    • Public resumption must in turn take into account factors such as geographical contiguity and the prospective utility of the land in question;
    • Public resumption of land may not be advisable in circumstances where it overrides negotiations and procedurally just mechanisms that are integral in upholding private property rights.
  • We urge government to provide sufficient flexibility for developers in public-private partnerships to develop sites with a view to building communities with their own identities for public and private occupants.


Existing Solutions

  • We take issue with the report released by the Task Force on Land Supply (April 2018) for three primary reasons:
    • 1) The report fails to offer comprehensive guiding principles that are necessary and conducive for the generation of a nuanced and efficacious development strategy – the upshot is that the advocated public consultation remains highly fragmentary and slogan based;
    • 2) The report neglects the importance and urgency of improving the per capita living space, thus omitting a crucial component in housing policy – the quality and standards of accommodation;
    • 3) The report erroneously sidesteps the potentially controversial yet necessary step of continuing existing land development activities, such as resumption.

Our Proposals

  • Government should articulate a vision of future development that meets public expectations for a better living environment and a more prosperous economy.
  • To improve accommodation standards as a primary policy goal.
  • Government should communicate its vision and policy goal to the public clearly to rally public support so that the planning and development approval process for securing the necessary land supply will not be bogged down by contentious approval processes, long delays and indecision.
  • To reclaim a site east of the Lantau Island that could even be greater than the proposed 1000 hectares over time to provide more land and improve the spatial distribution of homes and jobs.
  • To adopt results oriented approach to transforming New Territories agricultural land into useable land using where flexible efficient and effective public-private partnerships and public resumption approaches.

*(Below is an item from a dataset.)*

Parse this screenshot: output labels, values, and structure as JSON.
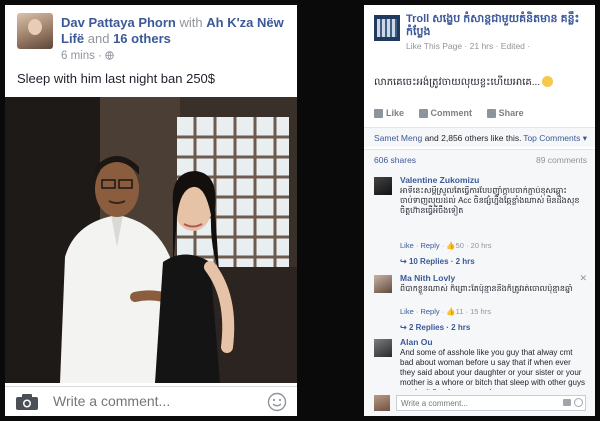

We sincerely hope our vision and proposals is that of the Hong Kong people, and of our government.